The Mesa Unified School District must change its curriculum as part of a corrective action plan after failing four consecutive years to meet academic targets under the federal No Child Left Behind law.
Learn more about the federal No Child Left Behind law at www.ed.gov/nclb.
Read more about how Arizona’s schools perform at www.ade.az.gov/azlearns.
The district, Arizona’s largest public school system, failed to meet 26 of 254 federal goals, including reading goals for eighth and 10th-grade English language learners and thirdgrade special education students, said Joe O’Reilly, the district’s executive director for student achievement support.
The remaining missed goals dealt with the percentage of students tested.
The failure to meet the federally mandated-goals is a blemish on a district already facing declining enrollment.
This year, the district’s student population declined 1.9 percent — some 1,400 students.

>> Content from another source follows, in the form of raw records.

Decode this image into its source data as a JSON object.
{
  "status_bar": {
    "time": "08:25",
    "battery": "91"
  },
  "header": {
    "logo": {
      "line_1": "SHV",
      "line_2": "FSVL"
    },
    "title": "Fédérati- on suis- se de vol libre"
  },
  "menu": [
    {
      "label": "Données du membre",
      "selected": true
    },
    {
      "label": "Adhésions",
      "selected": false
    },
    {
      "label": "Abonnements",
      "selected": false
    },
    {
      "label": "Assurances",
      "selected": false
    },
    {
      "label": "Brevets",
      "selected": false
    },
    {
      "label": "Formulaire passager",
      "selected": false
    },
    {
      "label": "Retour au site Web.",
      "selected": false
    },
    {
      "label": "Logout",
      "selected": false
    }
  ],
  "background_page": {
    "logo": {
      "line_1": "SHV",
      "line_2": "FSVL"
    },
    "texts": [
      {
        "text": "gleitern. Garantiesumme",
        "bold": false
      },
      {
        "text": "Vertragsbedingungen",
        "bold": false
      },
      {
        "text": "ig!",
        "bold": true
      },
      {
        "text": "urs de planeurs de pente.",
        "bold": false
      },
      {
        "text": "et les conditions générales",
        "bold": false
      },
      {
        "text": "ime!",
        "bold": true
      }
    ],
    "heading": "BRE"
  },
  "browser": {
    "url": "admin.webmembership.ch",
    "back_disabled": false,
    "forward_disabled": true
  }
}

“Our concern is more about the conflicting information this tells parents,” said spokeswoman Kathy Bareiss. “On one hand, they’re getting this bad report card on Mesa (school district), and on the other hand we’re telling them our class of 2007 received $43 million in scholarships ... and all of these students successfully passed the Advanced Placement exams, and talking about the great academics we have. So parents are having a hard time understanding what is going on.”
State education officials will meet with the district later this month to discuss the next steps, O’Reilly said. He anticipates having to complete a self-assessment in a variety of areas such as leadership, curriculum, teacher training and resource allocation.
Then, state officials will visit schools and meet with district workers around November.
“We will probably involve some of the parents and community members in areas they’d probably know about,” he said. “In some areas of assessment or things that are behind the scenes, we’d involve teachers. We’ll involve all our stakeholders.”
This marks the first time the state has intervened in school districts failing to meet requirements of No Child Left Behind.
State Department of Education spokeswoman Amy Rezzonico said 19 districts face the “corrective actions,” and all have chosen to implement a new curriculum. Several are also reallocating some resources.